Please write every entry out again, exactly as it reads below.

-- Records supplied follows --

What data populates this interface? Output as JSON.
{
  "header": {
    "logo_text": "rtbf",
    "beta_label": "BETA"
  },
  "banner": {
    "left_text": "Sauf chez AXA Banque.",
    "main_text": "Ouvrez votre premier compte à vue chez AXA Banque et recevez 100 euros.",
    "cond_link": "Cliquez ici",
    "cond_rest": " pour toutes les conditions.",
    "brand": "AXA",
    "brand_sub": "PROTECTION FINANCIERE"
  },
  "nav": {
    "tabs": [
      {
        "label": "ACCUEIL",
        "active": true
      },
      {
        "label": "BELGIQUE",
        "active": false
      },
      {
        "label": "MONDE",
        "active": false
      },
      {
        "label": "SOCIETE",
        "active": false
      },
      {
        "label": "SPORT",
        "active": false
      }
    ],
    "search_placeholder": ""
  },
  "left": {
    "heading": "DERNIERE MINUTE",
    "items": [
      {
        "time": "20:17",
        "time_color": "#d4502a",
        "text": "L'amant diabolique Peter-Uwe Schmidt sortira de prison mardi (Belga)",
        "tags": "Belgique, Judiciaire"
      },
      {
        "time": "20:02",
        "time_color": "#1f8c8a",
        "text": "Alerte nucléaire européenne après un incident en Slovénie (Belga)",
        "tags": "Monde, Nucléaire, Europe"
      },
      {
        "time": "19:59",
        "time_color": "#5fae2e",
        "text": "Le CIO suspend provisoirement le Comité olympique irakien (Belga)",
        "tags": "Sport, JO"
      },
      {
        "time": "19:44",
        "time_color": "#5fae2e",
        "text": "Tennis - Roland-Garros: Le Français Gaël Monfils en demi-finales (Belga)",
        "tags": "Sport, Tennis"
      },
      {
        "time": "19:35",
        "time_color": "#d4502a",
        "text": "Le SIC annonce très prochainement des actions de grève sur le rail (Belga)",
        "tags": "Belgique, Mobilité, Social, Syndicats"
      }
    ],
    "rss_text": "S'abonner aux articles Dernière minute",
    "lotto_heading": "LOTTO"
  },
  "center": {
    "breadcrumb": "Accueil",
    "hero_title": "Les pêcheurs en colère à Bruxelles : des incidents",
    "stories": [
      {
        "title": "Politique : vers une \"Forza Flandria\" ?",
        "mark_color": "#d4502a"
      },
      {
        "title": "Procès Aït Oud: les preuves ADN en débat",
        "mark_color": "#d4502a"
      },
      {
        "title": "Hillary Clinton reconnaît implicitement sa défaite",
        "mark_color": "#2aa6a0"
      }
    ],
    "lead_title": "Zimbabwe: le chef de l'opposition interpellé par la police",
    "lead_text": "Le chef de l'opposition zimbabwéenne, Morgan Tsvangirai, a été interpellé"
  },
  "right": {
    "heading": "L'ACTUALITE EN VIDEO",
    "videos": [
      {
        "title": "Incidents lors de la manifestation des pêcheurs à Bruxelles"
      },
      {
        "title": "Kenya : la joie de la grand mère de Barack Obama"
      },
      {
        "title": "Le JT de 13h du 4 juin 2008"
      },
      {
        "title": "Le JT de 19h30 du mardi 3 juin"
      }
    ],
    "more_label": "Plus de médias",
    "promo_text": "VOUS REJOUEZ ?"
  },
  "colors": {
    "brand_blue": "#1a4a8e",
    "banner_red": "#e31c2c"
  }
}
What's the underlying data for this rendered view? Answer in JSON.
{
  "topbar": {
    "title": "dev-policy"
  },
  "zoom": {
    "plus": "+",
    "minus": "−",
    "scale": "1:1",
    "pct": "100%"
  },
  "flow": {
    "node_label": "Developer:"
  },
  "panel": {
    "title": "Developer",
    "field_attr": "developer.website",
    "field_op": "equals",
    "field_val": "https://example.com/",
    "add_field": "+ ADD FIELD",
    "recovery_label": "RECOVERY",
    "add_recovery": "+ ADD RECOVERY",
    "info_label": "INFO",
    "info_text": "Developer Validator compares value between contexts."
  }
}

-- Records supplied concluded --

Reply>
What data populates this interface? Output as JSON.
{
  "header": {
    "logo_text": "rtbf",
    "beta_label": "BETA"
  },
  "banner": {
    "left_text": "Sauf chez AXA Banque.",
    "main_text": "Ouvrez votre premier compte à vue chez AXA Banque et recevez 100 euros.",
    "cond_link": "Cliquez ici",
    "cond_rest": " pour toutes les conditions.",
    "brand": "AXA",
    "brand_sub": "PROTECTION FINANCIERE"
  },
  "nav": {
    "tabs": [
      {
        "label": "ACCUEIL",
        "active": true
      },
      {
        "label": "BELGIQUE",
        "active": false
      },
      {
        "label": "MONDE",
        "active": false
      },
      {
        "label": "SOCIETE",
        "active": false
      },
      {
        "label": "SPORT",
        "active": false
      }
    ],
    "search_placeholder": ""
  },
  "left": {
    "heading": "DERNIERE MINUTE",
    "items": [
      {
        "time": "20:17",
        "time_color": "#d4502a",
        "text": "L'amant diabolique Peter-Uwe Schmidt sortira de prison mardi (Belga)",
        "tags": "Belgique, Judiciaire"
      },
      {
        "time": "20:02",
        "time_color": "#1f8c8a",
        "text": "Alerte nucléaire européenne après un incident en Slovénie (Belga)",
        "tags": "Monde, Nucléaire, Europe"
      },
      {
        "time": "19:59",
        "time_color": "#5fae2e",
        "text": "Le CIO suspend provisoirement le Comité olympique irakien (Belga)",
        "tags": "Sport, JO"
      },
      {
        "time": "19:44",
        "time_color": "#5fae2e",
        "text": "Tennis - Roland-Garros: Le Français Gaël Monfils en demi-finales (Belga)",
        "tags": "Sport, Tennis"
      },
      {
        "time": "19:35",
        "time_color": "#d4502a",
        "text": "Le SIC annonce très prochainement des actions de grève sur le rail (Belga)",
        "tags": "Belgique, Mobilité, Social, Syndicats"
      }
    ],
    "rss_text": "S'abonner aux articles Dernière minute",
    "lotto_heading": "LOTTO"
  },
  "center": {
    "breadcrumb": "Accueil",
    "hero_title": "Les pêcheurs en colère à Bruxelles : des incidents",
    "stories": [
      {
        "title": "Politique : vers une \"Forza Flandria\" ?",
        "mark_color": "#d4502a"
      },
      {
        "title": "Procès Aït Oud: les preuves ADN en débat",
        "mark_color": "#d4502a"
      },
      {
        "title": "Hillary Clinton reconnaît implicitement sa défaite",
        "mark_color": "#2aa6a0"
      }
    ],
    "lead_title": "Zimbabwe: le chef de l'opposition interpellé par la police",
    "lead_text": "Le chef de l'opposition zimbabwéenne, Morgan Tsvangirai, a été interpellé"
  },
  "right": {
    "heading": "L'ACTUALITE EN VIDEO",
    "videos": [
      {
        "title": "Incidents lors de la manifestation des pêcheurs à Bruxelles"
      },
      {
        "title": "Kenya : la joie de la grand mère de Barack Obama"
      },
      {
        "title": "Le JT de 13h du 4 juin 2008"
      },
      {
        "title": "Le JT de 19h30 du mardi 3 juin"
      }
    ],
    "more_label": "Plus de médias",
    "promo_text": "VOUS REJOUEZ ?"
  },
  "colors": {
    "brand_blue": "#1a4a8e",
    "banner_red": "#e31c2c"
  }
}
What's the underlying data for this rendered view? Answer in JSON.
{
  "topbar": {
    "title": "dev-policy"
  },
  "zoom": {
    "plus": "+",
    "minus": "−",
    "scale": "1:1",
    "pct": "100%"
  },
  "flow": {
    "node_label": "Developer:"
  },
  "panel": {
    "title": "Developer",
    "field_attr": "developer.website",
    "field_op": "equals",
    "field_val": "https://example.com/",
    "add_field": "+ ADD FIELD",
    "recovery_label": "RECOVERY",
    "add_recovery": "+ ADD RECOVERY",
    "info_label": "INFO",
    "info_text": "Developer Validator compares value between contexts."
  }
}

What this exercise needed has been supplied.